Dataset entries

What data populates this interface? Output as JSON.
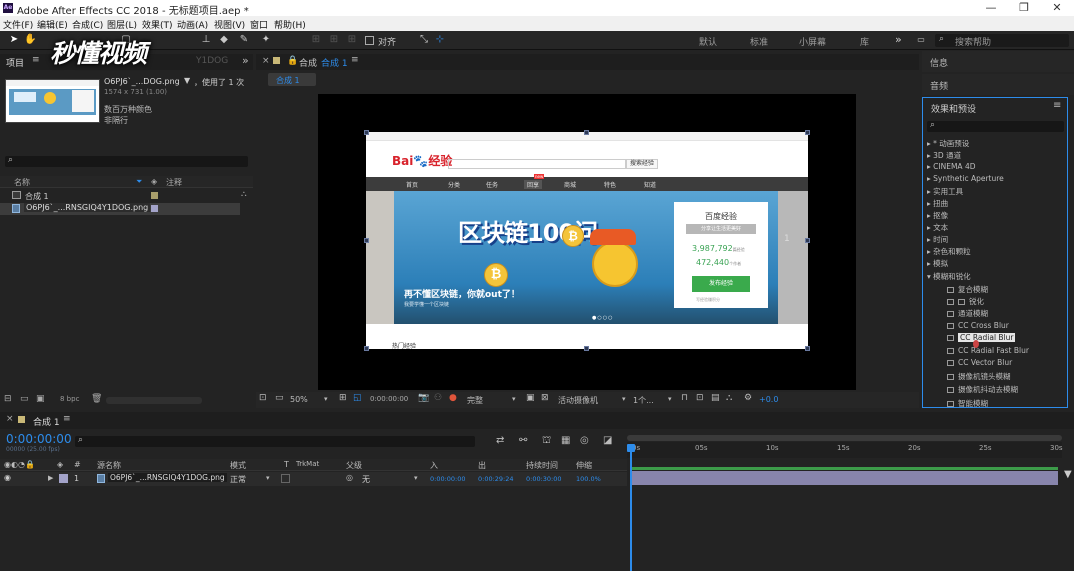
{
  "window": {
    "app_badge": "Ae",
    "title": "Adobe After Effects CC 2018 - 无标题项目.aep *",
    "controls": [
      "—",
      "❐",
      "✕"
    ]
  },
  "menu": [
    "文件(F)",
    "编辑(E)",
    "合成(C)",
    "图层(L)",
    "效果(T)",
    "动画(A)",
    "视图(V)",
    "窗口",
    "帮助(H)"
  ],
  "toolbar": {
    "align_label": "对齐",
    "workspaces": [
      "默认",
      "标准",
      "小屏幕",
      "库"
    ],
    "more": "»",
    "search_placeholder": "搜索帮助"
  },
  "watermark": "秒懂视频",
  "project": {
    "tab": "项目",
    "asset_name": "O6PJ6`_...DOG.png",
    "asset_used": "，使用了 1 次",
    "asset_dims": "1574 x 731 (1.00)",
    "asset_color": "数百万种颜色",
    "asset_scan": "非隔行",
    "col_name": "名称",
    "col_comment": "注释",
    "items": [
      "合成 1",
      "O6PJ6`_...RNSGIQ4Y1DOG.png"
    ],
    "bpc": "8 bpc",
    "ghost_tab": "Y1DOG"
  },
  "comp_viewer": {
    "tab_prefix": "合成",
    "tab_name": "合成 1",
    "sub_tab": "合成 1",
    "zoom": "50%",
    "timecode": "0:00:00:00",
    "quality": "完整",
    "camera": "活动摄像机",
    "views": "1个...",
    "exposure": "+0.0"
  },
  "screen": {
    "logo": "Bai",
    "logo_paw": "🐾",
    "logo_suffix": "经验",
    "search_btn": "搜索经验",
    "nav": [
      "首页",
      "分类",
      "任务",
      "回享",
      "商城",
      "特色",
      "知道"
    ],
    "nav_badge": "new",
    "banner_title": "区块链100问",
    "banner_slogan": "再不懂区块链，你就out了！",
    "banner_sub": "我要学懂一个区块链",
    "card_title": "百度经验",
    "card_tag": "分享让生活更美好",
    "card_count1": "3,987,792",
    "card_unit1": "篇经验",
    "card_count2": "472,440",
    "card_unit2": "个作者",
    "card_btn": "发布经验",
    "card_link": "写经验赚积分",
    "side_num": "1",
    "bottom_text": "热门经验"
  },
  "effects": {
    "info_tab": "信息",
    "audio_tab": "音频",
    "panel_title": "效果和预设",
    "search_placeholder": "",
    "categories": [
      "* 动画预设",
      "3D 通道",
      "CINEMA 4D",
      "Synthetic Aperture",
      "实用工具",
      "扭曲",
      "抠像",
      "文本",
      "时间",
      "杂色和颗粒",
      "模拟"
    ],
    "open_category": "模糊和锐化",
    "children": [
      "复合模糊",
      "锐化",
      "通道模糊",
      "CC Cross Blur",
      "CC Radial Blur",
      "CC Radial Fast Blur",
      "CC Vector Blur",
      "摄像机镜头模糊",
      "摄像机抖动去模糊",
      "智能模糊"
    ],
    "selected": "CC Radial Blur"
  },
  "timeline": {
    "tab": "合成 1",
    "timecode": "0:00:00:00",
    "fps": "00000 (25.00 fps)",
    "cols": {
      "num": "#",
      "source": "源名称",
      "mode": "模式",
      "t": "T",
      "trkmat": "TrkMat",
      "parent": "父级",
      "in": "入",
      "out": "出",
      "duration": "持续时间",
      "stretch": "伸缩"
    },
    "layer": {
      "index": "1",
      "name": "O6PJ6`_...RNSGIQ4Y1DOG.png",
      "mode": "正常",
      "parent": "无",
      "in": "0:00:00:00",
      "out": "0:00:29:24",
      "duration": "0:00:30:00",
      "stretch": "100.0%"
    },
    "ruler": [
      "0s",
      "05s",
      "10s",
      "15s",
      "20s",
      "25s",
      "30s"
    ]
  }
}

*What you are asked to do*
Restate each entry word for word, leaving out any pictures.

*Exercise answer*
What data populates this interface? Output as JSON.
{
  "window": {
    "app_badge": "Ae",
    "title": "Adobe After Effects CC 2018 - 无标题项目.aep *",
    "controls": [
      "—",
      "❐",
      "✕"
    ]
  },
  "menu": [
    "文件(F)",
    "编辑(E)",
    "合成(C)",
    "图层(L)",
    "效果(T)",
    "动画(A)",
    "视图(V)",
    "窗口",
    "帮助(H)"
  ],
  "toolbar": {
    "align_label": "对齐",
    "workspaces": [
      "默认",
      "标准",
      "小屏幕",
      "库"
    ],
    "more": "»",
    "search_placeholder": "搜索帮助"
  },
  "watermark": "秒懂视频",
  "project": {
    "tab": "项目",
    "asset_name": "O6PJ6`_...DOG.png",
    "asset_used": "，使用了 1 次",
    "asset_dims": "1574 x 731 (1.00)",
    "asset_color": "数百万种颜色",
    "asset_scan": "非隔行",
    "col_name": "名称",
    "col_comment": "注释",
    "items": [
      "合成 1",
      "O6PJ6`_...RNSGIQ4Y1DOG.png"
    ],
    "bpc": "8 bpc",
    "ghost_tab": "Y1DOG"
  },
  "comp_viewer": {
    "tab_prefix": "合成",
    "tab_name": "合成 1",
    "sub_tab": "合成 1",
    "zoom": "50%",
    "timecode": "0:00:00:00",
    "quality": "完整",
    "camera": "活动摄像机",
    "views": "1个...",
    "exposure": "+0.0"
  },
  "screen": {
    "logo": "Bai",
    "logo_paw": "🐾",
    "logo_suffix": "经验",
    "search_btn": "搜索经验",
    "nav": [
      "首页",
      "分类",
      "任务",
      "回享",
      "商城",
      "特色",
      "知道"
    ],
    "nav_badge": "new",
    "banner_title": "区块链100问",
    "banner_slogan": "再不懂区块链，你就out了！",
    "banner_sub": "我要学懂一个区块链",
    "card_title": "百度经验",
    "card_tag": "分享让生活更美好",
    "card_count1": "3,987,792",
    "card_unit1": "篇经验",
    "card_count2": "472,440",
    "card_unit2": "个作者",
    "card_btn": "发布经验",
    "card_link": "写经验赚积分",
    "side_num": "1",
    "bottom_text": "热门经验"
  },
  "effects": {
    "info_tab": "信息",
    "audio_tab": "音频",
    "panel_title": "效果和预设",
    "search_placeholder": "",
    "categories": [
      "* 动画预设",
      "3D 通道",
      "CINEMA 4D",
      "Synthetic Aperture",
      "实用工具",
      "扭曲",
      "抠像",
      "文本",
      "时间",
      "杂色和颗粒",
      "模拟"
    ],
    "open_category": "模糊和锐化",
    "children": [
      "复合模糊",
      "锐化",
      "通道模糊",
      "CC Cross Blur",
      "CC Radial Blur",
      "CC Radial Fast Blur",
      "CC Vector Blur",
      "摄像机镜头模糊",
      "摄像机抖动去模糊",
      "智能模糊"
    ],
    "selected": "CC Radial Blur"
  },
  "timeline": {
    "tab": "合成 1",
    "timecode": "0:00:00:00",
    "fps": "00000 (25.00 fps)",
    "cols": {
      "num": "#",
      "source": "源名称",
      "mode": "模式",
      "t": "T",
      "trkmat": "TrkMat",
      "parent": "父级",
      "in": "入",
      "out": "出",
      "duration": "持续时间",
      "stretch": "伸缩"
    },
    "layer": {
      "index": "1",
      "name": "O6PJ6`_...RNSGIQ4Y1DOG.png",
      "mode": "正常",
      "parent": "无",
      "in": "0:00:00:00",
      "out": "0:00:29:24",
      "duration": "0:00:30:00",
      "stretch": "100.0%"
    },
    "ruler": [
      "0s",
      "05s",
      "10s",
      "15s",
      "20s",
      "25s",
      "30s"
    ]
  }
}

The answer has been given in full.